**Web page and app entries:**
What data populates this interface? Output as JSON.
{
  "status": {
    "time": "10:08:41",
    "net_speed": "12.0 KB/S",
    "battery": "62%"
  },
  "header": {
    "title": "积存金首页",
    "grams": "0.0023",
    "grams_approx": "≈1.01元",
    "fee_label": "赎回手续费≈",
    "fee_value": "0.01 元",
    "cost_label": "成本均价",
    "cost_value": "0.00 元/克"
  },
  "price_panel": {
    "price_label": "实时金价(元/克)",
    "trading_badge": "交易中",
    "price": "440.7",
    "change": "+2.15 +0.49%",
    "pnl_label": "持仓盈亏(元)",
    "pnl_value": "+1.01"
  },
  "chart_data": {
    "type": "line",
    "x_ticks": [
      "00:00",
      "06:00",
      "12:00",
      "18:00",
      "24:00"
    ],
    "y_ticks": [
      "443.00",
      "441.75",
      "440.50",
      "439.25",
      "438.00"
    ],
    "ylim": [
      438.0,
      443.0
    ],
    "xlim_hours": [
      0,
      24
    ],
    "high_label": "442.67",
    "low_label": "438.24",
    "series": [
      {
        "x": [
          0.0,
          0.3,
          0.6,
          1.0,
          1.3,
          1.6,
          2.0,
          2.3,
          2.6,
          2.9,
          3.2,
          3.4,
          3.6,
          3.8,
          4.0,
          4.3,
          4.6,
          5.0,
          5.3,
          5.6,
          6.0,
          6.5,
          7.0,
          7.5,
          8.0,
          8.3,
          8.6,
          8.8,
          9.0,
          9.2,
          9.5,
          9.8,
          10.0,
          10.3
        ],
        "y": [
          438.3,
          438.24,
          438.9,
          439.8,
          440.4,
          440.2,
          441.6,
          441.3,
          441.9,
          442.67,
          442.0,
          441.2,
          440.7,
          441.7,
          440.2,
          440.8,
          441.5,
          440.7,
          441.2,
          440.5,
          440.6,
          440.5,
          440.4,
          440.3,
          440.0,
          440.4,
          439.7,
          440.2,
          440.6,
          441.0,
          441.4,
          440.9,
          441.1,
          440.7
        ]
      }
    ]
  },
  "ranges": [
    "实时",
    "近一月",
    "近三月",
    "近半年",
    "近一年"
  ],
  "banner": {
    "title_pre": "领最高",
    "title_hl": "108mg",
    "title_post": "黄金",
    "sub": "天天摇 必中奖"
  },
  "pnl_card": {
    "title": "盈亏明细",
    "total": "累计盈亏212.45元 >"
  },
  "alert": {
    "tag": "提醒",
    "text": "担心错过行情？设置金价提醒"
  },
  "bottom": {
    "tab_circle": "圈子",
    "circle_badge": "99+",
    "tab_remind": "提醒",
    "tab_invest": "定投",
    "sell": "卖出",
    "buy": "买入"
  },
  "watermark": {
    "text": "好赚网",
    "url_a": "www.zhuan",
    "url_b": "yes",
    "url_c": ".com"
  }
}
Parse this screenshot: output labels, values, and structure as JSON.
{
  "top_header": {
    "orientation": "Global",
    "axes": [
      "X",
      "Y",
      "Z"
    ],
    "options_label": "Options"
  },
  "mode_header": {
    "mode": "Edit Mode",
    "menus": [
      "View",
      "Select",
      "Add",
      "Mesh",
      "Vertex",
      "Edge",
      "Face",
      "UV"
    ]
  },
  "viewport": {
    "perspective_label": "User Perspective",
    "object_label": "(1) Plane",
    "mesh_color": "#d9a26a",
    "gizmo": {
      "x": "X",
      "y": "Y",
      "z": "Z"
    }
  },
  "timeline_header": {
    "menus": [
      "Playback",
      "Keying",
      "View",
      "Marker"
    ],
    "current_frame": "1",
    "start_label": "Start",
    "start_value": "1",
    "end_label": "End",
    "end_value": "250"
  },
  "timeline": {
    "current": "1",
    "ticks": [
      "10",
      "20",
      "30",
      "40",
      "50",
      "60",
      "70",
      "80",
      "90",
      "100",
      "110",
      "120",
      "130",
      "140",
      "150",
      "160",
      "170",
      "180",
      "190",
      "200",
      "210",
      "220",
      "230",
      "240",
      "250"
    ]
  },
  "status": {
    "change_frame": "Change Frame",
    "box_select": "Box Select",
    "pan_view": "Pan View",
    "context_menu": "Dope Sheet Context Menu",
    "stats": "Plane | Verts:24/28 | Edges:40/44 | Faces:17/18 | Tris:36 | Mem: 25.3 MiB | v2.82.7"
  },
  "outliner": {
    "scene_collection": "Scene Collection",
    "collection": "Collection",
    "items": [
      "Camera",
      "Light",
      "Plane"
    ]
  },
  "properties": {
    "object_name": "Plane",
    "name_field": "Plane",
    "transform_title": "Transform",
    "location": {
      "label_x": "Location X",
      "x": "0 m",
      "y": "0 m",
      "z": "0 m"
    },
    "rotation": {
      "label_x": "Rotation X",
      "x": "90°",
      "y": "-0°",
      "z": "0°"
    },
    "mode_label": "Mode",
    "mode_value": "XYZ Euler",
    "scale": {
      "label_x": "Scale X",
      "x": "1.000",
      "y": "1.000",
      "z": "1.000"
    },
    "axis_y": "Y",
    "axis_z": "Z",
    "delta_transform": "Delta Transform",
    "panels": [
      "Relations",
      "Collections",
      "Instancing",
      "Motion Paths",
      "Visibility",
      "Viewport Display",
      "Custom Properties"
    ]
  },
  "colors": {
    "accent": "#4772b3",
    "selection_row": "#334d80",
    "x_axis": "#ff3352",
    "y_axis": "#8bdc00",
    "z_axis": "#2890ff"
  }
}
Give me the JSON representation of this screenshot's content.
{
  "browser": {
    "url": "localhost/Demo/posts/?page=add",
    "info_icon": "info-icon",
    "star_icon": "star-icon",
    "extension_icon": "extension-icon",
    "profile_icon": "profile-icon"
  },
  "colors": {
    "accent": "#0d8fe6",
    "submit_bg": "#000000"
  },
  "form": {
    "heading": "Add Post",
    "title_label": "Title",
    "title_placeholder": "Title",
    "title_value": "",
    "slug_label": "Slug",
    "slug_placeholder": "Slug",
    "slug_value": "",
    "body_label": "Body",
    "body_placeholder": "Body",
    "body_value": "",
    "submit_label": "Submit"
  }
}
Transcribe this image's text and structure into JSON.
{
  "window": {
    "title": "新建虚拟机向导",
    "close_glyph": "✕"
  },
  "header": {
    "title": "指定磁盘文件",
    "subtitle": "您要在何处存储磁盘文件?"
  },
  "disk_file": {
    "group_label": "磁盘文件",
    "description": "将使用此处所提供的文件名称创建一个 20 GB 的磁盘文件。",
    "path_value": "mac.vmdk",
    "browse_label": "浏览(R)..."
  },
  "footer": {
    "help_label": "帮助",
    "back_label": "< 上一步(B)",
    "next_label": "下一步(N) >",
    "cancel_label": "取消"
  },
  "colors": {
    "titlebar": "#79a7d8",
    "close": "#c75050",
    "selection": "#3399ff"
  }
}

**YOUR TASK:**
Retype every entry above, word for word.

**ANSWER TO THIS EXERCISE:**
What data populates this interface? Output as JSON.
{
  "status": {
    "time": "10:08:41",
    "net_speed": "12.0 KB/S",
    "battery": "62%"
  },
  "header": {
    "title": "积存金首页",
    "grams": "0.0023",
    "grams_approx": "≈1.01元",
    "fee_label": "赎回手续费≈",
    "fee_value": "0.01 元",
    "cost_label": "成本均价",
    "cost_value": "0.00 元/克"
  },
  "price_panel": {
    "price_label": "实时金价(元/克)",
    "trading_badge": "交易中",
    "price": "440.7",
    "change": "+2.15 +0.49%",
    "pnl_label": "持仓盈亏(元)",
    "pnl_value": "+1.01"
  },
  "chart_data": {
    "type": "line",
    "x_ticks": [
      "00:00",
      "06:00",
      "12:00",
      "18:00",
      "24:00"
    ],
    "y_ticks": [
      "443.00",
      "441.75",
      "440.50",
      "439.25",
      "438.00"
    ],
    "ylim": [
      438.0,
      443.0
    ],
    "xlim_hours": [
      0,
      24
    ],
    "high_label": "442.67",
    "low_label": "438.24",
    "series": [
      {
        "x": [
          0.0,
          0.3,
          0.6,
          1.0,
          1.3,
          1.6,
          2.0,
          2.3,
          2.6,
          2.9,
          3.2,
          3.4,
          3.6,
          3.8,
          4.0,
          4.3,
          4.6,
          5.0,
          5.3,
          5.6,
          6.0,
          6.5,
          7.0,
          7.5,
          8.0,
          8.3,
          8.6,
          8.8,
          9.0,
          9.2,
          9.5,
          9.8,
          10.0,
          10.3
        ],
        "y": [
          438.3,
          438.24,
          438.9,
          439.8,
          440.4,
          440.2,
          441.6,
          441.3,
          441.9,
          442.67,
          442.0,
          441.2,
          440.7,
          441.7,
          440.2,
          440.8,
          441.5,
          440.7,
          441.2,
          440.5,
          440.6,
          440.5,
          440.4,
          440.3,
          440.0,
          440.4,
          439.7,
          440.2,
          440.6,
          441.0,
          441.4,
          440.9,
          441.1,
          440.7
        ]
      }
    ]
  },
  "ranges": [
    "实时",
    "近一月",
    "近三月",
    "近半年",
    "近一年"
  ],
  "banner": {
    "title_pre": "领最高",
    "title_hl": "108mg",
    "title_post": "黄金",
    "sub": "天天摇 必中奖"
  },
  "pnl_card": {
    "title": "盈亏明细",
    "total": "累计盈亏212.45元 >"
  },
  "alert": {
    "tag": "提醒",
    "text": "担心错过行情？设置金价提醒"
  },
  "bottom": {
    "tab_circle": "圈子",
    "circle_badge": "99+",
    "tab_remind": "提醒",
    "tab_invest": "定投",
    "sell": "卖出",
    "buy": "买入"
  },
  "watermark": {
    "text": "好赚网",
    "url_a": "www.zhuan",
    "url_b": "yes",
    "url_c": ".com"
  }
}
Parse this screenshot: output labels, values, and structure as JSON.
{
  "top_header": {
    "orientation": "Global",
    "axes": [
      "X",
      "Y",
      "Z"
    ],
    "options_label": "Options"
  },
  "mode_header": {
    "mode": "Edit Mode",
    "menus": [
      "View",
      "Select",
      "Add",
      "Mesh",
      "Vertex",
      "Edge",
      "Face",
      "UV"
    ]
  },
  "viewport": {
    "perspective_label": "User Perspective",
    "object_label": "(1) Plane",
    "mesh_color": "#d9a26a",
    "gizmo": {
      "x": "X",
      "y": "Y",
      "z": "Z"
    }
  },
  "timeline_header": {
    "menus": [
      "Playback",
      "Keying",
      "View",
      "Marker"
    ],
    "current_frame": "1",
    "start_label": "Start",
    "start_value": "1",
    "end_label": "End",
    "end_value": "250"
  },
  "timeline": {
    "current": "1",
    "ticks": [
      "10",
      "20",
      "30",
      "40",
      "50",
      "60",
      "70",
      "80",
      "90",
      "100",
      "110",
      "120",
      "130",
      "140",
      "150",
      "160",
      "170",
      "180",
      "190",
      "200",
      "210",
      "220",
      "230",
      "240",
      "250"
    ]
  },
  "status": {
    "change_frame": "Change Frame",
    "box_select": "Box Select",
    "pan_view": "Pan View",
    "context_menu": "Dope Sheet Context Menu",
    "stats": "Plane | Verts:24/28 | Edges:40/44 | Faces:17/18 | Tris:36 | Mem: 25.3 MiB | v2.82.7"
  },
  "outliner": {
    "scene_collection": "Scene Collection",
    "collection": "Collection",
    "items": [
      "Camera",
      "Light",
      "Plane"
    ]
  },
  "properties": {
    "object_name": "Plane",
    "name_field": "Plane",
    "transform_title": "Transform",
    "location": {
      "label_x": "Location X",
      "x": "0 m",
      "y": "0 m",
      "z": "0 m"
    },
    "rotation": {
      "label_x": "Rotation X",
      "x": "90°",
      "y": "-0°",
      "z": "0°"
    },
    "mode_label": "Mode",
    "mode_value": "XYZ Euler",
    "scale": {
      "label_x": "Scale X",
      "x": "1.000",
      "y": "1.000",
      "z": "1.000"
    },
    "axis_y": "Y",
    "axis_z": "Z",
    "delta_transform": "Delta Transform",
    "panels": [
      "Relations",
      "Collections",
      "Instancing",
      "Motion Paths",
      "Visibility",
      "Viewport Display",
      "Custom Properties"
    ]
  },
  "colors": {
    "accent": "#4772b3",
    "selection_row": "#334d80",
    "x_axis": "#ff3352",
    "y_axis": "#8bdc00",
    "z_axis": "#2890ff"
  }
}
Give me the JSON representation of this screenshot's content.
{
  "browser": {
    "url": "localhost/Demo/posts/?page=add",
    "info_icon": "info-icon",
    "star_icon": "star-icon",
    "extension_icon": "extension-icon",
    "profile_icon": "profile-icon"
  },
  "colors": {
    "accent": "#0d8fe6",
    "submit_bg": "#000000"
  },
  "form": {
    "heading": "Add Post",
    "title_label": "Title",
    "title_placeholder": "Title",
    "title_value": "",
    "slug_label": "Slug",
    "slug_placeholder": "Slug",
    "slug_value": "",
    "body_label": "Body",
    "body_placeholder": "Body",
    "body_value": "",
    "submit_label": "Submit"
  }
}
Transcribe this image's text and structure into JSON.
{
  "window": {
    "title": "新建虚拟机向导",
    "close_glyph": "✕"
  },
  "header": {
    "title": "指定磁盘文件",
    "subtitle": "您要在何处存储磁盘文件?"
  },
  "disk_file": {
    "group_label": "磁盘文件",
    "description": "将使用此处所提供的文件名称创建一个 20 GB 的磁盘文件。",
    "path_value": "mac.vmdk",
    "browse_label": "浏览(R)..."
  },
  "footer": {
    "help_label": "帮助",
    "back_label": "< 上一步(B)",
    "next_label": "下一步(N) >",
    "cancel_label": "取消"
  },
  "colors": {
    "titlebar": "#79a7d8",
    "close": "#c75050",
    "selection": "#3399ff"
  }
}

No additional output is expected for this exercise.